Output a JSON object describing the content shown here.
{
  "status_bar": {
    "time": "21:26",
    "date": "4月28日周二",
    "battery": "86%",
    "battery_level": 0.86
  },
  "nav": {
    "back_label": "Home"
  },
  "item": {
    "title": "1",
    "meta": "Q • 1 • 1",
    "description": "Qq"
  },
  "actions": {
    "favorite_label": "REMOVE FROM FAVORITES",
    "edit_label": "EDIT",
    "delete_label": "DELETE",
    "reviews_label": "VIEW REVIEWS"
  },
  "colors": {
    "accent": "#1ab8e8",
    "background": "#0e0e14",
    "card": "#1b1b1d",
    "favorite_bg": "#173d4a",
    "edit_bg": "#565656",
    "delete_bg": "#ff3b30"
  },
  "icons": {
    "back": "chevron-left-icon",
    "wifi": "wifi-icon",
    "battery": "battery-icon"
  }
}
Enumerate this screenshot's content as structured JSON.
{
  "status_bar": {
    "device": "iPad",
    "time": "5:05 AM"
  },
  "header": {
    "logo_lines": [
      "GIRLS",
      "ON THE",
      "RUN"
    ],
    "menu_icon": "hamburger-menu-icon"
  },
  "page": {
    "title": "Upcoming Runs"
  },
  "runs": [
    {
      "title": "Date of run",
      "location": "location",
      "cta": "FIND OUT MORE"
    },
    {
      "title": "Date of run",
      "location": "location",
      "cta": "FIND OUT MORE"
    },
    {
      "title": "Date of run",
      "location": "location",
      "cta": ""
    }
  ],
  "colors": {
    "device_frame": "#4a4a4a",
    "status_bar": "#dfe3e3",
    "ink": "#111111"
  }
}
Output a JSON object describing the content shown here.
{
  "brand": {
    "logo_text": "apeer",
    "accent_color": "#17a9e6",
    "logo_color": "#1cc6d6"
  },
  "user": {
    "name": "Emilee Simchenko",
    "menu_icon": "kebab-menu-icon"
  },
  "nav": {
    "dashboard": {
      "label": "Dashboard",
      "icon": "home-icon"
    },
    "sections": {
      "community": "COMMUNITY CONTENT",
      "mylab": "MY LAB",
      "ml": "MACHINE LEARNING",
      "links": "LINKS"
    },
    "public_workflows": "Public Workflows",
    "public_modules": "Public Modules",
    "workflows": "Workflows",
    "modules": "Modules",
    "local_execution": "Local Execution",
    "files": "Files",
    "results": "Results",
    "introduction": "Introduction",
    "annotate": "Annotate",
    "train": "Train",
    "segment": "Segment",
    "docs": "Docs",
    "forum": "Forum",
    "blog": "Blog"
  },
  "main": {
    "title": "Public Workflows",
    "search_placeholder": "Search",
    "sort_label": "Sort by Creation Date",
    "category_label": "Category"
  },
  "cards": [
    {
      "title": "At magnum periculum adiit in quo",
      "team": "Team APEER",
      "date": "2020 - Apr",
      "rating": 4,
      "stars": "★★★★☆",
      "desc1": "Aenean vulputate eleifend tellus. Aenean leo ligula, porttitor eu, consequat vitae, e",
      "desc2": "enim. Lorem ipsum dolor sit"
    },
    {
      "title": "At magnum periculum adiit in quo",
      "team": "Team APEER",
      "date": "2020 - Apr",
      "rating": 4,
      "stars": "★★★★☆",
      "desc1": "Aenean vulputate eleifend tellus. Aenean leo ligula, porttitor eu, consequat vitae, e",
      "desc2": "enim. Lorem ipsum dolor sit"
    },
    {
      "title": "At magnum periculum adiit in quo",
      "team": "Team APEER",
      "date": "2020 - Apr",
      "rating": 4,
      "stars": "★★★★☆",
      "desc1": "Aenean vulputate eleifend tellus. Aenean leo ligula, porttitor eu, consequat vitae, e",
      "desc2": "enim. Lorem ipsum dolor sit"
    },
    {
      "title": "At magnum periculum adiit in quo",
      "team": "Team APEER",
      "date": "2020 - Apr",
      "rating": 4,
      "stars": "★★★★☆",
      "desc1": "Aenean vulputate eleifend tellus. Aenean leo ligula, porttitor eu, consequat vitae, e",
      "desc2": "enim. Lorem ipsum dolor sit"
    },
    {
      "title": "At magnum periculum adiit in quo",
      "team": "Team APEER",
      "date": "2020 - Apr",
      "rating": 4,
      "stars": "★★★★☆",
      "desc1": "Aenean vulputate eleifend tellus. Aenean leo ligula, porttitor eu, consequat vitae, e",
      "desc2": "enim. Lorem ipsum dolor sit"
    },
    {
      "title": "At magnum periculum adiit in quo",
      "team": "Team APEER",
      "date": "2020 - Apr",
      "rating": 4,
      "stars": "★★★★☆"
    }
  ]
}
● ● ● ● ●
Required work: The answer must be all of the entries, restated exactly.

Exercise solution:
Output a JSON object describing the content shown here.
{
  "status_bar": {
    "time": "21:26",
    "date": "4月28日周二",
    "battery": "86%",
    "battery_level": 0.86
  },
  "nav": {
    "back_label": "Home"
  },
  "item": {
    "title": "1",
    "meta": "Q • 1 • 1",
    "description": "Qq"
  },
  "actions": {
    "favorite_label": "REMOVE FROM FAVORITES",
    "edit_label": "EDIT",
    "delete_label": "DELETE",
    "reviews_label": "VIEW REVIEWS"
  },
  "colors": {
    "accent": "#1ab8e8",
    "background": "#0e0e14",
    "card": "#1b1b1d",
    "favorite_bg": "#173d4a",
    "edit_bg": "#565656",
    "delete_bg": "#ff3b30"
  },
  "icons": {
    "back": "chevron-left-icon",
    "wifi": "wifi-icon",
    "battery": "battery-icon"
  }
}
Enumerate this screenshot's content as structured JSON.
{
  "status_bar": {
    "device": "iPad",
    "time": "5:05 AM"
  },
  "header": {
    "logo_lines": [
      "GIRLS",
      "ON THE",
      "RUN"
    ],
    "menu_icon": "hamburger-menu-icon"
  },
  "page": {
    "title": "Upcoming Runs"
  },
  "runs": [
    {
      "title": "Date of run",
      "location": "location",
      "cta": "FIND OUT MORE"
    },
    {
      "title": "Date of run",
      "location": "location",
      "cta": "FIND OUT MORE"
    },
    {
      "title": "Date of run",
      "location": "location",
      "cta": ""
    }
  ],
  "colors": {
    "device_frame": "#4a4a4a",
    "status_bar": "#dfe3e3",
    "ink": "#111111"
  }
}
Output a JSON object describing the content shown here.
{
  "brand": {
    "logo_text": "apeer",
    "accent_color": "#17a9e6",
    "logo_color": "#1cc6d6"
  },
  "user": {
    "name": "Emilee Simchenko",
    "menu_icon": "kebab-menu-icon"
  },
  "nav": {
    "dashboard": {
      "label": "Dashboard",
      "icon": "home-icon"
    },
    "sections": {
      "community": "COMMUNITY CONTENT",
      "mylab": "MY LAB",
      "ml": "MACHINE LEARNING",
      "links": "LINKS"
    },
    "public_workflows": "Public Workflows",
    "public_modules": "Public Modules",
    "workflows": "Workflows",
    "modules": "Modules",
    "local_execution": "Local Execution",
    "files": "Files",
    "results": "Results",
    "introduction": "Introduction",
    "annotate": "Annotate",
    "train": "Train",
    "segment": "Segment",
    "docs": "Docs",
    "forum": "Forum",
    "blog": "Blog"
  },
  "main": {
    "title": "Public Workflows",
    "search_placeholder": "Search",
    "sort_label": "Sort by Creation Date",
    "category_label": "Category"
  },
  "cards": [
    {
      "title": "At magnum periculum adiit in quo",
      "team": "Team APEER",
      "date": "2020 - Apr",
      "rating": 4,
      "stars": "★★★★☆",
      "desc1": "Aenean vulputate eleifend tellus. Aenean leo ligula, porttitor eu, consequat vitae, e",
      "desc2": "enim. Lorem ipsum dolor sit"
    },
    {
      "title": "At magnum periculum adiit in quo",
      "team": "Team APEER",
      "date": "2020 - Apr",
      "rating": 4,
      "stars": "★★★★☆",
      "desc1": "Aenean vulputate eleifend tellus. Aenean leo ligula, porttitor eu, consequat vitae, e",
      "desc2": "enim. Lorem ipsum dolor sit"
    },
    {
      "title": "At magnum periculum adiit in quo",
      "team": "Team APEER",
      "date": "2020 - Apr",
      "rating": 4,
      "stars": "★★★★☆",
      "desc1": "Aenean vulputate eleifend tellus. Aenean leo ligula, porttitor eu, consequat vitae, e",
      "desc2": "enim. Lorem ipsum dolor sit"
    },
    {
      "title": "At magnum periculum adiit in quo",
      "team": "Team APEER",
      "date": "2020 - Apr",
      "rating": 4,
      "stars": "★★★★☆",
      "desc1": "Aenean vulputate eleifend tellus. Aenean leo ligula, porttitor eu, consequat vitae, e",
      "desc2": "enim. Lorem ipsum dolor sit"
    },
    {
      "title": "At magnum periculum adiit in quo",
      "team": "Team APEER",
      "date": "2020 - Apr",
      "rating": 4,
      "stars": "★★★★☆",
      "desc1": "Aenean vulputate eleifend tellus. Aenean leo ligula, porttitor eu, consequat vitae, e",
      "desc2": "enim. Lorem ipsum dolor sit"
    },
    {
      "title": "At magnum periculum adiit in quo",
      "team": "Team APEER",
      "date": "2020 - Apr",
      "rating": 4,
      "stars": "★★★★☆"
    }
  ]
}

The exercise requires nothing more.